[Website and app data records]
Segment Open

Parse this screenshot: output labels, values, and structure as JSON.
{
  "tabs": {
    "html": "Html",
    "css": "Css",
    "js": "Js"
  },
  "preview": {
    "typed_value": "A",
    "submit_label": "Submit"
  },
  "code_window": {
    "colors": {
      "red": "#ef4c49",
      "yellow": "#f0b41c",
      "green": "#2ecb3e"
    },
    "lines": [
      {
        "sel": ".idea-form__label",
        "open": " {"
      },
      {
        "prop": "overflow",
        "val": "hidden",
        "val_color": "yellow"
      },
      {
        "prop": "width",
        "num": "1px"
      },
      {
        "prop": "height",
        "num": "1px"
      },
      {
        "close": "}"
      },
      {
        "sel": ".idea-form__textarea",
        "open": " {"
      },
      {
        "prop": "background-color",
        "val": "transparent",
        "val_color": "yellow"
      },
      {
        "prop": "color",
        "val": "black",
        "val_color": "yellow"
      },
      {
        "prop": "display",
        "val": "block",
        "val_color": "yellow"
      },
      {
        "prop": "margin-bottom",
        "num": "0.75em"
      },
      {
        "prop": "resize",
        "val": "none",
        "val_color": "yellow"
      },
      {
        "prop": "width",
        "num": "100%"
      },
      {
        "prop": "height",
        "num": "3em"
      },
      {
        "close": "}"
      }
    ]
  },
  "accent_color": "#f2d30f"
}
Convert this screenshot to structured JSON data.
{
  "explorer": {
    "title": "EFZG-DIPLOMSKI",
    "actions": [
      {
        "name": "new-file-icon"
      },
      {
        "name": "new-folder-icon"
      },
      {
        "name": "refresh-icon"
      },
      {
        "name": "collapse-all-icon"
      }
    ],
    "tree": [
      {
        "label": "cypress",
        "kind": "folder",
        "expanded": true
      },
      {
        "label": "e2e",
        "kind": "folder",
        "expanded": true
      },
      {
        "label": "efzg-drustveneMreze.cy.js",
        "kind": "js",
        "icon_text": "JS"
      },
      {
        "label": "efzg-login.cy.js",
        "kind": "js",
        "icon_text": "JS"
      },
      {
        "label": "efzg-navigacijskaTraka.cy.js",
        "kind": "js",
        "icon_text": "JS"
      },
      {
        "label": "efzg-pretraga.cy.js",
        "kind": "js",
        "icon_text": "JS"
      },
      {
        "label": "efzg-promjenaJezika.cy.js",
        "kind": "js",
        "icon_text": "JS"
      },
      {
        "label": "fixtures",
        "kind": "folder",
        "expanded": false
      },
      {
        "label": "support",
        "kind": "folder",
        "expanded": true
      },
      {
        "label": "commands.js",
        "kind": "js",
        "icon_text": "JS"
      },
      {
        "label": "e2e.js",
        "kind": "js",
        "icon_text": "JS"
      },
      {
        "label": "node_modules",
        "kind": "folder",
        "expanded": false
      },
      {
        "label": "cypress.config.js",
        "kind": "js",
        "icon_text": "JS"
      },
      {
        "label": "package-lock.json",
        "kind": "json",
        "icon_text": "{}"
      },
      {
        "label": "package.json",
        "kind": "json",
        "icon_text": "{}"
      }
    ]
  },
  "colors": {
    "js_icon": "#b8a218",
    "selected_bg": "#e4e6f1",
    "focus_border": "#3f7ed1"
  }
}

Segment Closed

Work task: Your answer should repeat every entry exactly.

Task response:
Parse this screenshot: output labels, values, and structure as JSON.
{
  "tabs": {
    "html": "Html",
    "css": "Css",
    "js": "Js"
  },
  "preview": {
    "typed_value": "A",
    "submit_label": "Submit"
  },
  "code_window": {
    "colors": {
      "red": "#ef4c49",
      "yellow": "#f0b41c",
      "green": "#2ecb3e"
    },
    "lines": [
      {
        "sel": ".idea-form__label",
        "open": " {"
      },
      {
        "prop": "overflow",
        "val": "hidden",
        "val_color": "yellow"
      },
      {
        "prop": "width",
        "num": "1px"
      },
      {
        "prop": "height",
        "num": "1px"
      },
      {
        "close": "}"
      },
      {
        "sel": ".idea-form__textarea",
        "open": " {"
      },
      {
        "prop": "background-color",
        "val": "transparent",
        "val_color": "yellow"
      },
      {
        "prop": "color",
        "val": "black",
        "val_color": "yellow"
      },
      {
        "prop": "display",
        "val": "block",
        "val_color": "yellow"
      },
      {
        "prop": "margin-bottom",
        "num": "0.75em"
      },
      {
        "prop": "resize",
        "val": "none",
        "val_color": "yellow"
      },
      {
        "prop": "width",
        "num": "100%"
      },
      {
        "prop": "height",
        "num": "3em"
      },
      {
        "close": "}"
      }
    ]
  },
  "accent_color": "#f2d30f"
}
Convert this screenshot to structured JSON data.
{
  "explorer": {
    "title": "EFZG-DIPLOMSKI",
    "actions": [
      {
        "name": "new-file-icon"
      },
      {
        "name": "new-folder-icon"
      },
      {
        "name": "refresh-icon"
      },
      {
        "name": "collapse-all-icon"
      }
    ],
    "tree": [
      {
        "label": "cypress",
        "kind": "folder",
        "expanded": true
      },
      {
        "label": "e2e",
        "kind": "folder",
        "expanded": true
      },
      {
        "label": "efzg-drustveneMreze.cy.js",
        "kind": "js",
        "icon_text": "JS"
      },
      {
        "label": "efzg-login.cy.js",
        "kind": "js",
        "icon_text": "JS"
      },
      {
        "label": "efzg-navigacijskaTraka.cy.js",
        "kind": "js",
        "icon_text": "JS"
      },
      {
        "label": "efzg-pretraga.cy.js",
        "kind": "js",
        "icon_text": "JS"
      },
      {
        "label": "efzg-promjenaJezika.cy.js",
        "kind": "js",
        "icon_text": "JS"
      },
      {
        "label": "fixtures",
        "kind": "folder",
        "expanded": false
      },
      {
        "label": "support",
        "kind": "folder",
        "expanded": true
      },
      {
        "label": "commands.js",
        "kind": "js",
        "icon_text": "JS"
      },
      {
        "label": "e2e.js",
        "kind": "js",
        "icon_text": "JS"
      },
      {
        "label": "node_modules",
        "kind": "folder",
        "expanded": false
      },
      {
        "label": "cypress.config.js",
        "kind": "js",
        "icon_text": "JS"
      },
      {
        "label": "package-lock.json",
        "kind": "json",
        "icon_text": "{}"
      },
      {
        "label": "package.json",
        "kind": "json",
        "icon_text": "{}"
      }
    ]
  },
  "colors": {
    "js_icon": "#b8a218",
    "selected_bg": "#e4e6f1",
    "focus_border": "#3f7ed1"
  }
}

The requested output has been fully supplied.